While an addition is unlikely, there’s a strong possibility that the Phils will lose a player or two in the draft. Outfielder Andrew Pullin, a 2012 draft pick, is the likeliest to go. He hit .322 with a .885 OPS between Single A and Double A in 2016 and a number of teams are buzzing about him. A late-season elbow injury prevented Pullin from playing in the Arizona Fall League and factored into the Phillies’ decision to leave him unprotected.

If a team rolls the dice on Pullin, it must keep him in the majors all season or offer him back to the Phillies.

Other players who could go include first baseman/outfielder Brock Stassi, outfielder Carlos Tocci and pitchers Miguel Nunez and Hoby Milner.

All quiet for now
Phillies general manager Matt Klentak spent Wednesday meeting with agents and representatives from other clubs.

“Nothing is hot at the moment,” he said late in the day.

Klentak has brought back starting pitcher Jeremy Hellickson, added relievers Joaquin Benoit and Pat Neshek and traded for outfielder Howie Kendrick this offseason. The biggest remaining issue/question on his plate is whether to add a veteran hitter in a corner outfield spot or keep the pathway open for young players such as Roman Quinn and eventually Dylan Cozens and Nick Williams. 

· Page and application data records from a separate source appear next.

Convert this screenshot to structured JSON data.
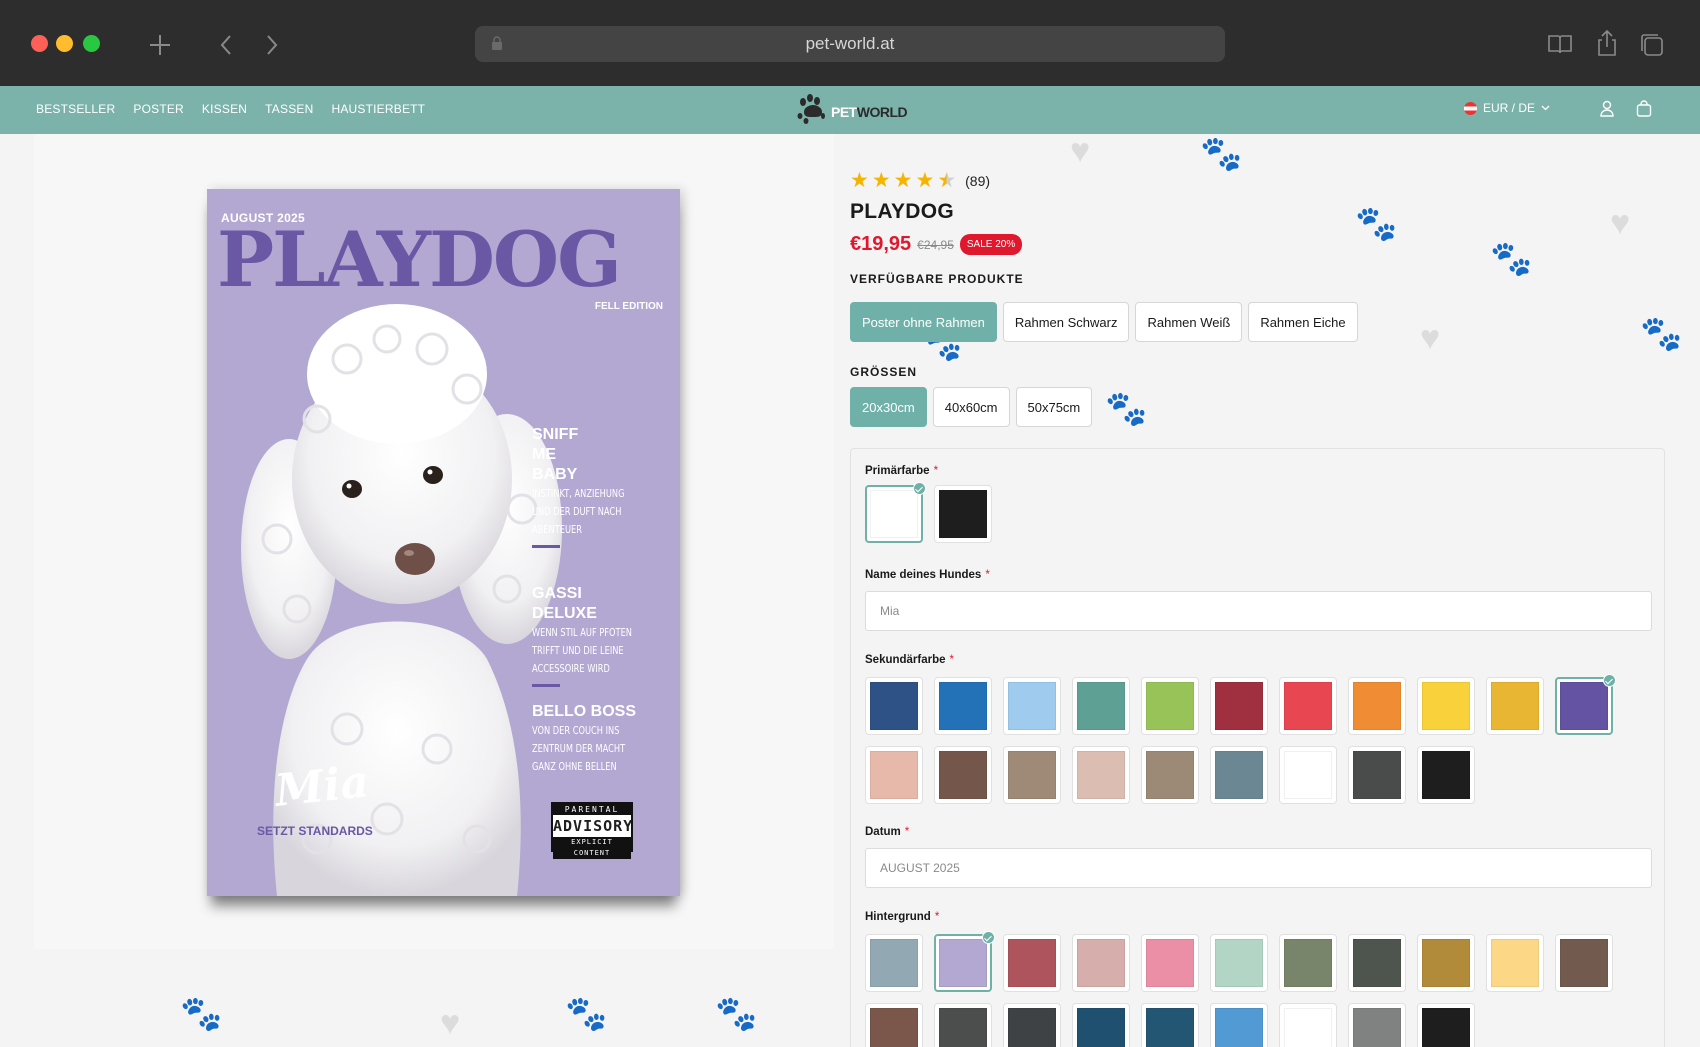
{
  "browser": {
    "url": "pet-world.at"
  },
  "nav": {
    "links": [
      "BESTSELLER",
      "POSTER",
      "KISSEN",
      "TASSEN",
      "HAUSTIERBETT"
    ],
    "logo_pet": "PET",
    "logo_world": "WORLD",
    "locale": "EUR / DE"
  },
  "poster": {
    "date": "AUGUST 2025",
    "title": "PLAYDOG",
    "edition": "FELL EDITION",
    "headlines": [
      {
        "title1": "SNIFF",
        "title2": "ME",
        "title3": "BABY",
        "sub1": "INSTINKT, ANZIEHUNG",
        "sub2": "UND DER DUFT NACH",
        "sub3": "ABENTEUER"
      },
      {
        "title1": "GASSI",
        "title2": "DELUXE",
        "sub1": "WENN STIL AUF PFOTEN",
        "sub2": "TRIFFT UND DIE LEINE",
        "sub3": "ACCESSOIRE WIRD"
      },
      {
        "title1": "BELLO BOSS",
        "sub1": "VON DER COUCH INS",
        "sub2": "ZENTRUM DER MACHT",
        "sub3": "GANZ OHNE BELLEN"
      }
    ],
    "name": "Mia",
    "tagline": "SETZT STANDARDS",
    "advisory": {
      "top": "PARENTAL",
      "mid": "ADVISORY",
      "bottom": "EXPLICIT CONTENT"
    }
  },
  "product": {
    "rating_value": 4.5,
    "rating_count": "(89)",
    "title": "PLAYDOG",
    "price_now": "€19,95",
    "price_was": "€24,95",
    "sale_badge": "SALE 20%",
    "products_label": "VERFÜGBARE PRODUKTE",
    "products": [
      "Poster ohne Rahmen",
      "Rahmen Schwarz",
      "Rahmen Weiß",
      "Rahmen Eiche"
    ],
    "products_selected": "Poster ohne Rahmen",
    "sizes_label": "GRÖSSEN",
    "sizes": [
      "20x30cm",
      "40x60cm",
      "50x75cm"
    ],
    "size_selected": "20x30cm"
  },
  "form": {
    "primary_label": "Primärfarbe",
    "primary_colors": [
      "#ffffff",
      "#1e1e1e"
    ],
    "primary_selected": 0,
    "name_label": "Name deines Hundes",
    "name_value": "Mia",
    "secondary_label": "Sekundärfarbe",
    "secondary_colors": [
      "#2f5286",
      "#2372b8",
      "#9ecbee",
      "#5fa094",
      "#98c358",
      "#a0303f",
      "#e84651",
      "#f08d34",
      "#f9d23b",
      "#e9b633",
      "#6353a2",
      "#e6b9ab",
      "#74574a",
      "#9e8a77",
      "#dcbdb2",
      "#9c8a77",
      "#6c8794",
      "#ffffff",
      "#4a4b4b",
      "#1e1e1e"
    ],
    "secondary_selected": 10,
    "date_label": "Datum",
    "date_value": "AUGUST 2025",
    "background_label": "Hintergrund",
    "background_colors": [
      "#92a8b2",
      "#b3a8d2",
      "#ad545c",
      "#d6aeab",
      "#ea8fa5",
      "#b2d5c5",
      "#78856a",
      "#4e554f",
      "#b18a3a",
      "#fbd786",
      "#725a4e",
      "#7a574a",
      "#4c4d4d",
      "#3f4244",
      "#1f5070",
      "#225673",
      "#529ad3",
      "#ffffff",
      "#808181",
      "#1e1e1e"
    ],
    "background_selected": 1
  }
}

“Successfully balancing the present and the future is the single greatest challenge that a baseball operations department faces,” Klentak said. “We’ve talked about it all offseason. The decisions that we are making right now about giving playing time to a young player that has cut his teeth in Triple A and needs that opportunity to take the next step as opposed to a shorter-term solution from the outside — that’s one of the main challenges that we’ve run into this offseason.”

While it’s uncertain whether the Phils will add a hitter, they most surely will make other roster tweaks as the winter moves on. They are likely to fill their backup catcher’s spot in-house (see story), but could add a utility infielder and more bullpen depth on minor-league contracts.

“I think there will probably be another move or two before we get to Clearwater,” Klentak said. “Who and when remains to be seen.”